# we can call it just about anything we want class Buglump: # This first define is for our on_window1_destroy signal we created in the # Glade designer. The print message does just that and prints to the terminal # which can be useful for debugging. The 'object' if you remember is the signal # class we picked from GtkObject. def on_window1_destroy(self, object, data=None): print "quit with cancel" gtk.main_quit() # This is the same as above but for our menu item. def on_gtk_quit_activate(self, menuitem, data=None): print "quit from menu" gtk.main_quit() # This is our init part where we connect the signals def __init__(self): self.gladefile = "tutorial-1.glade" # store the file name self.builder = gtk.Builder() # create an instance of the gtk.Builder self.builder.add_from_file(self.gladefile) # add the xml file to the Builder # This line does the magic of connecting the signals created in the Glade3 # builder to our defines above. You must have one def for each signal if # you use this line to connect the signals. self.builder.connect_signals(self) self.window = self.builder.get_object("window1") # This gets the 'window1' object self.window.show() # this shows the 'window1' object
# If this is run stand alone execute the following after the 'if' # If this class is imported into another program the code after the 'if' will # not run. This makes the code more flexible. if __name__ == "__main__": main = Buglump() # create an instance of our class gtk.main() # run the darn thing
The following code is the complete python file. In the same directory as the glade1.glade file was saved save the following python code as glade1.py.
#!/usr/bin/env python import gtk class Buglump: def on_window1_destroy(self, object, data=None): print "quit with cancel" gtk.main_quit() def on_gtk_quit_activate(self, menuitem, data=None): print "quit from menu" gtk.main_quit() def __init__(self): self.gladefile = "tutorial-1.glade" self.builder = gtk.Builder() self.builder.add_from_file(self.gladefile) self.builder.connect_signals(self) self.window = self.builder.get_object("window1") self.window.show() if __name__ == "__main__": main = Buglump() gtk.main()
View the Results
Now open up a terminal and cd to the directory where your files are. Type ls to see the contents of the directory. You should see your file names in black.
Now type python glade1.py or ./glade1.py and our screen pops up…

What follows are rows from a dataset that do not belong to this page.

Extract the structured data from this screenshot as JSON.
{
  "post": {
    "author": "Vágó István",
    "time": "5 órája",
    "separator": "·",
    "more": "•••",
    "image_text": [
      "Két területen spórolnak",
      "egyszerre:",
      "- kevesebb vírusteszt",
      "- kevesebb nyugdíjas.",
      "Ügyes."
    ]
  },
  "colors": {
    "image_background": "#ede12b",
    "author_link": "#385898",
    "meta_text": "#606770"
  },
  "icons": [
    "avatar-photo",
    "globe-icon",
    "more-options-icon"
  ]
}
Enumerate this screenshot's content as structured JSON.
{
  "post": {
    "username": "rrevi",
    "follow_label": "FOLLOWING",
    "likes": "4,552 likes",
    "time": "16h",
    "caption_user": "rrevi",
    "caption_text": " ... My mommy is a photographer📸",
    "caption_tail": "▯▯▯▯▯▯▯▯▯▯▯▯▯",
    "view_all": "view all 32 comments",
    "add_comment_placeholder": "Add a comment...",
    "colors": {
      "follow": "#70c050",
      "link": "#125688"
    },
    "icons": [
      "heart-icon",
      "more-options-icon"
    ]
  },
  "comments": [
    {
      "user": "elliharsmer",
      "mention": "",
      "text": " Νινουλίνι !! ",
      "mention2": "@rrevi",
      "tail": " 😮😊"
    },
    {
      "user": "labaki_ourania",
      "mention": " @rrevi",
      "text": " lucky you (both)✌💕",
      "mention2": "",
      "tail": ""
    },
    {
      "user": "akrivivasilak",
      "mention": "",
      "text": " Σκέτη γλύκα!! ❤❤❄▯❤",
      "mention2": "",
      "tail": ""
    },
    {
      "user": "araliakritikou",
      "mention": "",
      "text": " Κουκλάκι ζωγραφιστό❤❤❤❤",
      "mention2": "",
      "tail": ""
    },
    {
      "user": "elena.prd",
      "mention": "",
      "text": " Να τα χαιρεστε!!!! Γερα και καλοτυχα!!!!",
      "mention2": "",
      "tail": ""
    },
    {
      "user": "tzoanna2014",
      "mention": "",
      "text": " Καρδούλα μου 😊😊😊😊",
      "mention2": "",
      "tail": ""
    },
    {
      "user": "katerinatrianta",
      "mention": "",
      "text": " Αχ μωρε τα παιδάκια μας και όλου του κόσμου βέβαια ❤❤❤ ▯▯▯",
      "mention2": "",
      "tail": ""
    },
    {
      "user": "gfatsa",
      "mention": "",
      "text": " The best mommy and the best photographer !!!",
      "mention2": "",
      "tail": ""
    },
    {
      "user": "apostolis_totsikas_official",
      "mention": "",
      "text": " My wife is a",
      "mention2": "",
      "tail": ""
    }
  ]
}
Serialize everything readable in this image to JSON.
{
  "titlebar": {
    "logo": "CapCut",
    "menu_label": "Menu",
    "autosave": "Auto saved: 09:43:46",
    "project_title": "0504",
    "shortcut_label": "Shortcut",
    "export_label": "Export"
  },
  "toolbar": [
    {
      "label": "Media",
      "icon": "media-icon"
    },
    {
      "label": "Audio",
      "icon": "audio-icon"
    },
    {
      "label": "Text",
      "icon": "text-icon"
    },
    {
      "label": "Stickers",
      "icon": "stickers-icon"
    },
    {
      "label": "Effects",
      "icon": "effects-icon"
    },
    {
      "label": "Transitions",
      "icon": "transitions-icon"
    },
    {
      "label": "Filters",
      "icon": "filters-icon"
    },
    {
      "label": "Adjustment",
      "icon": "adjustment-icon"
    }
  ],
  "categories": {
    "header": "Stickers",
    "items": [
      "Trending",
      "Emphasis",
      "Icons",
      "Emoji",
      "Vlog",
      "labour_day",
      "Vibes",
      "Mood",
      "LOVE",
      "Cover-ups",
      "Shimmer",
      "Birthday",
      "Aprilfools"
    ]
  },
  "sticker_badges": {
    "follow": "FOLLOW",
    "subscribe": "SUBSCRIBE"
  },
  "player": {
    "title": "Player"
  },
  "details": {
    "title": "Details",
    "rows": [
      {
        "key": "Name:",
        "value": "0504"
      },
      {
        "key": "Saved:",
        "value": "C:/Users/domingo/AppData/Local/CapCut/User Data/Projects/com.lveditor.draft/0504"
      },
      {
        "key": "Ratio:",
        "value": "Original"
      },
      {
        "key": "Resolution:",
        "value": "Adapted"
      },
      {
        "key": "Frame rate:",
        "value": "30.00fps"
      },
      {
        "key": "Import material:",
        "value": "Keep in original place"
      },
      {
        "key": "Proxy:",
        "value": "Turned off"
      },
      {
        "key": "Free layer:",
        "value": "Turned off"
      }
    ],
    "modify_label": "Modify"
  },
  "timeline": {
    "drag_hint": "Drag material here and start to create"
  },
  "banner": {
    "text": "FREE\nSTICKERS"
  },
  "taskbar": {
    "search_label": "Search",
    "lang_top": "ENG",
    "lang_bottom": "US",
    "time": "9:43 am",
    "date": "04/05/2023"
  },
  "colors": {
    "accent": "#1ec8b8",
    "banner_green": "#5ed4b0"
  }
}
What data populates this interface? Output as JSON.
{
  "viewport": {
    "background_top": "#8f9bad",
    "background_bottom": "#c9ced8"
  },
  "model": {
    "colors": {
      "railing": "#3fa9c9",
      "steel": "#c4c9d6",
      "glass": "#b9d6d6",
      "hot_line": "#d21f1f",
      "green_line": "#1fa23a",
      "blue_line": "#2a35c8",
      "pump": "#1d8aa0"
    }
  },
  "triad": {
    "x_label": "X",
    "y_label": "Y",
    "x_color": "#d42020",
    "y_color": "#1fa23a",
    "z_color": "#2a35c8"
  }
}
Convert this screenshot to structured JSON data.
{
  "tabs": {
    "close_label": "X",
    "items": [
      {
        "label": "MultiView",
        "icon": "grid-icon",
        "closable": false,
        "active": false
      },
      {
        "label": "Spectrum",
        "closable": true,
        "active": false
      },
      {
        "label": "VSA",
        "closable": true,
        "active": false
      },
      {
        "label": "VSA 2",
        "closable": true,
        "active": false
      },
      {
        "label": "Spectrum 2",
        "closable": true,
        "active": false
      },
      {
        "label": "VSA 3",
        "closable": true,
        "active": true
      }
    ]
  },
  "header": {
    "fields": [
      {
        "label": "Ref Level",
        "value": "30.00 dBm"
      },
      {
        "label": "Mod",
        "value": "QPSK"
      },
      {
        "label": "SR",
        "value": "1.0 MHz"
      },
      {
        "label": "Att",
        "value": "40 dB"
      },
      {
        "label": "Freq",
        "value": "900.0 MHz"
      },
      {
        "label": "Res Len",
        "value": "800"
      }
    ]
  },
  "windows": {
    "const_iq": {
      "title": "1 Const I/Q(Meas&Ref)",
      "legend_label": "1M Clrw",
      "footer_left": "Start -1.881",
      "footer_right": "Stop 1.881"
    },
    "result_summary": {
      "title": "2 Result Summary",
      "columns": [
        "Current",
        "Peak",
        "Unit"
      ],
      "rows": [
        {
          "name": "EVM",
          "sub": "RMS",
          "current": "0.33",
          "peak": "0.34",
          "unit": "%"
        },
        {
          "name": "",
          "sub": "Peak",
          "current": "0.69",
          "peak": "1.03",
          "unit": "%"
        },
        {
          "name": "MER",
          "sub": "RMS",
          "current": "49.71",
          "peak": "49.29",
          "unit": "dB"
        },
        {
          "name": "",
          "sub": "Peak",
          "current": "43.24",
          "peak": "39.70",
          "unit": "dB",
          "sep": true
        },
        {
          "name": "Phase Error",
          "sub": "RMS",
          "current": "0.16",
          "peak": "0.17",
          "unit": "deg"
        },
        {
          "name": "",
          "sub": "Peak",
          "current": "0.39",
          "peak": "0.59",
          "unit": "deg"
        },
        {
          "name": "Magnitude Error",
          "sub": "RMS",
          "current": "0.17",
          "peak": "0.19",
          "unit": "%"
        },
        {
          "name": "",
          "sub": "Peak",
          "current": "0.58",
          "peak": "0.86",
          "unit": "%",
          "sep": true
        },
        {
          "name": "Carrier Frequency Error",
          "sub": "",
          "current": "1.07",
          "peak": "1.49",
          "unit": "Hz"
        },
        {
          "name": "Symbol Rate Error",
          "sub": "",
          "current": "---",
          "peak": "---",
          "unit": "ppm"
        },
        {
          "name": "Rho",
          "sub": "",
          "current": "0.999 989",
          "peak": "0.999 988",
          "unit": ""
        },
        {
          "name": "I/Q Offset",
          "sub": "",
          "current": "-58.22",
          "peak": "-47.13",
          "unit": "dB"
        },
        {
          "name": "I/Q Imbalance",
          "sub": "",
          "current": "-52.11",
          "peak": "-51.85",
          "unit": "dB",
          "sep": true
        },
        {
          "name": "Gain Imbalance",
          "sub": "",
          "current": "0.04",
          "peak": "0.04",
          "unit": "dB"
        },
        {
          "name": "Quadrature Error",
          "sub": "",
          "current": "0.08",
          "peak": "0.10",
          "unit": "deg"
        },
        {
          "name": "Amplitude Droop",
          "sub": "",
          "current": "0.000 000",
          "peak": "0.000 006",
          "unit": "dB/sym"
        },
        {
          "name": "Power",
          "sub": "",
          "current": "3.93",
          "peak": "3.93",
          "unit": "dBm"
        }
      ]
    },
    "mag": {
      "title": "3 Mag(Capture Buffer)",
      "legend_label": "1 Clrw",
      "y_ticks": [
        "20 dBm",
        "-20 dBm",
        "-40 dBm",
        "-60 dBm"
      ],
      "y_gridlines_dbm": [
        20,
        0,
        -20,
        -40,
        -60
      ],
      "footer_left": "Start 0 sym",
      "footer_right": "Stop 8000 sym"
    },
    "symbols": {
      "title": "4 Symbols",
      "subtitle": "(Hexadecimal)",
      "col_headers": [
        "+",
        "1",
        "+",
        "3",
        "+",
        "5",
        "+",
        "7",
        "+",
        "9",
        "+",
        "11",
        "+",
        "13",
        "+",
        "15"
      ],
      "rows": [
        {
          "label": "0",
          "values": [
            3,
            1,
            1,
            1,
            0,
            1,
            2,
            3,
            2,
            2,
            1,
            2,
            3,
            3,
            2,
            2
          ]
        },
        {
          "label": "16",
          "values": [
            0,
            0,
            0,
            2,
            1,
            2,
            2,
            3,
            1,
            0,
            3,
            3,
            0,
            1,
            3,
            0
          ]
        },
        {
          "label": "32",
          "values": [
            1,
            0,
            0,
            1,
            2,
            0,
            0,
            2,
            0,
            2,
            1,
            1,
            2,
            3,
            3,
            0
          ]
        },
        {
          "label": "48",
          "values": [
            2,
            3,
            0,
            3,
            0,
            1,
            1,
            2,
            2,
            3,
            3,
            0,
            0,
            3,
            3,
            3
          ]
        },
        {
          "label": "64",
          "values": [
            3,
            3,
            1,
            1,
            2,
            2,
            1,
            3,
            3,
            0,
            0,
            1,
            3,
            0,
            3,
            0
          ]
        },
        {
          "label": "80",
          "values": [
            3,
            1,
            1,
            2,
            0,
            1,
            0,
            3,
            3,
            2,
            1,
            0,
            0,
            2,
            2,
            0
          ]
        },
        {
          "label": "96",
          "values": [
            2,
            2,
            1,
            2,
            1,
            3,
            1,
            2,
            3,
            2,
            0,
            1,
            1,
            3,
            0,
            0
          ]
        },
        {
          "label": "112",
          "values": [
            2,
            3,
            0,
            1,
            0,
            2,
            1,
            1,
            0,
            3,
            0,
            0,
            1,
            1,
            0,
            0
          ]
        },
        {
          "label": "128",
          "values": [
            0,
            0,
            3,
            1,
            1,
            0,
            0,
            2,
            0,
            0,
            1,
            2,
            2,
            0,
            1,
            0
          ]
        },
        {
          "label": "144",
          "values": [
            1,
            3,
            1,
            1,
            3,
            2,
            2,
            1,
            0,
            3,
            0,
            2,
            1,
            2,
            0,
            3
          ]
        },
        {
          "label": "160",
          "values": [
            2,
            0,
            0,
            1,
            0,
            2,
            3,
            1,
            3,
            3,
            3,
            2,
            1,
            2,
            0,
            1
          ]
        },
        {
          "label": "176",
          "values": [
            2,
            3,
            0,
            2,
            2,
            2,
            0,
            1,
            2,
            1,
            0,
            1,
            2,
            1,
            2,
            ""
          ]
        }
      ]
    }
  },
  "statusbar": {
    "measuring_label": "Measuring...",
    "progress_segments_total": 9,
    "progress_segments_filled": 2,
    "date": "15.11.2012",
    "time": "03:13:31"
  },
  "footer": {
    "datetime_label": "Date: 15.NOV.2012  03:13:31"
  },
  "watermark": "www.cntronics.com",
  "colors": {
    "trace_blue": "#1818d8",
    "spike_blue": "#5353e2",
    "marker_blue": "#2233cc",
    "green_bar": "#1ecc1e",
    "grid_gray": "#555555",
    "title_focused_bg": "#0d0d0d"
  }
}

Not much to look at but if you select Quit from the file menu it magically disappears and in the terminal a message is printed.
That’s all for this one and we didn’t even say Hello World…